I play in a band… and we suck. Yeah, I’m serious. We play clubs, record music, and have even played at festivals out of state and we still suck.

That doesn’t mean us or any musician for that matter isn’t talented. It simply means there is a major issue in our music scene, culture, and industry.

Nowadays, the high school and college crowds have become littered with aspiring musicians. Everything from a classic singer-songwriter looking to score the next big hit on the radio, to full bands that devote all their time and effort to their craft. Obviously with this large amount of supply, there is a lack of demand and that’s mirrored in record sales of this generation.

With the spread of social media, and the quick ability to access it, bands get to see images of huge stars, playing to even bigger crowds at any given moment in the day. That kind of stuff is inspiring (take it from someone who’s done it), but it creates a sense of false reality; that a star can come from nowhere.
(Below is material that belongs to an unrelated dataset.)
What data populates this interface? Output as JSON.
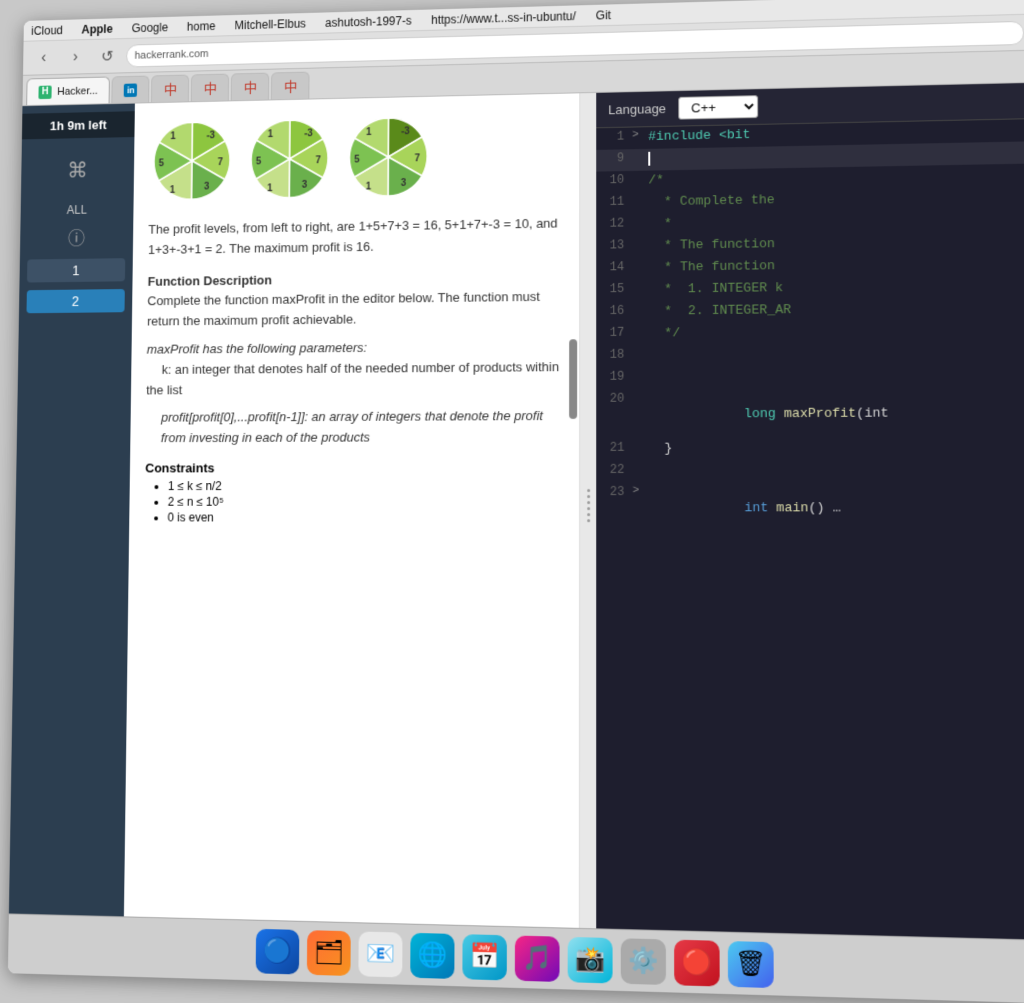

Please don’t misunderstand me, I’m not looking on the music scene with a glint of gloom in my eyes, or even saying that musicians who want to start bands aren’t well deserving. I’m merely trying to point out a major disconnect that myself and others are experiencing in this day.
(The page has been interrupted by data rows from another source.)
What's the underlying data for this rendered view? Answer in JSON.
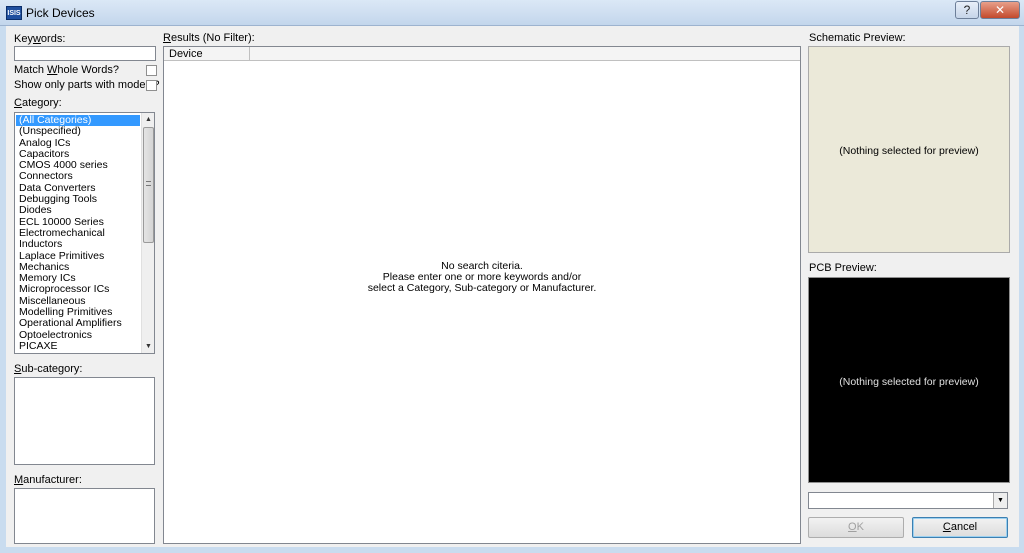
{
  "window": {
    "title": "Pick Devices",
    "app_icon_text": "ISIS",
    "help_label": "?",
    "close_label": "✕"
  },
  "left": {
    "keywords_label_pre": "Key",
    "keywords_label_u": "w",
    "keywords_label_post": "ords:",
    "keywords_value": "",
    "match_label_pre": "Match ",
    "match_label_u": "W",
    "match_label_post": "hole Words?",
    "models_label": "Show only parts with models?",
    "category_label_u": "C",
    "category_label_post": "ategory:",
    "categories": [
      "(All Categories)",
      "(Unspecified)",
      "Analog ICs",
      "Capacitors",
      "CMOS 4000 series",
      "Connectors",
      "Data Converters",
      "Debugging Tools",
      "Diodes",
      "ECL 10000 Series",
      "Electromechanical",
      "Inductors",
      "Laplace Primitives",
      "Mechanics",
      "Memory ICs",
      "Microprocessor ICs",
      "Miscellaneous",
      "Modelling Primitives",
      "Operational Amplifiers",
      "Optoelectronics",
      "PICAXE"
    ],
    "selected_category": 0,
    "subcategory_label_u": "S",
    "subcategory_label_post": "ub-category:",
    "manufacturer_label_u": "M",
    "manufacturer_label_post": "anufacturer:"
  },
  "results": {
    "label_u": "R",
    "label_post": "esults (No Filter):",
    "column_device": "Device",
    "empty_line1": "No search citeria.",
    "empty_line2": "Please enter one or more keywords and/or",
    "empty_line3": "select a Category, Sub-category or Manufacturer."
  },
  "preview": {
    "schematic_label": "Schematic Preview:",
    "schematic_msg": "(Nothing selected for preview)",
    "pcb_label": "PCB Preview:",
    "pcb_msg": "(Nothing selected for preview)",
    "combo_value": ""
  },
  "buttons": {
    "ok_u": "O",
    "ok_post": "K",
    "cancel_u": "C",
    "cancel_post": "ancel"
  },
  "colors": {
    "selection": "#3399ff",
    "schematic_bg": "#ebe9d9",
    "pcb_bg": "#000000"
  }
}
I think the problem lies within the idea of “professionalism”. The idea that bands, artists, and even people in some cases need to carry themselves as a professional at all hours of the day; to their co-workers, to their friends, and even to their family.

This kind of behavior takes the heart and soul out of what we do as musicians. What is music meant for? It’s meant to heal; throughout history music has been used to heal and there shouldn’t be a corporate vision on that.

I’m not saying that a band shouldn’t take their music seriously, because they should with that sort of “healing” power, I’m just saying bands don’t need to take themselves so seriously. If a band cannot tell themselves, “we suck,” then how can bands even progress?

Being able to tear yourself apart and build yourself back up is a process that is needed to progress. Most of time, bands (and people in general) will fail, but that’s okay. Failure to succeed does not mean failure to progress.

I play in a band, and we suck, but that’s okay.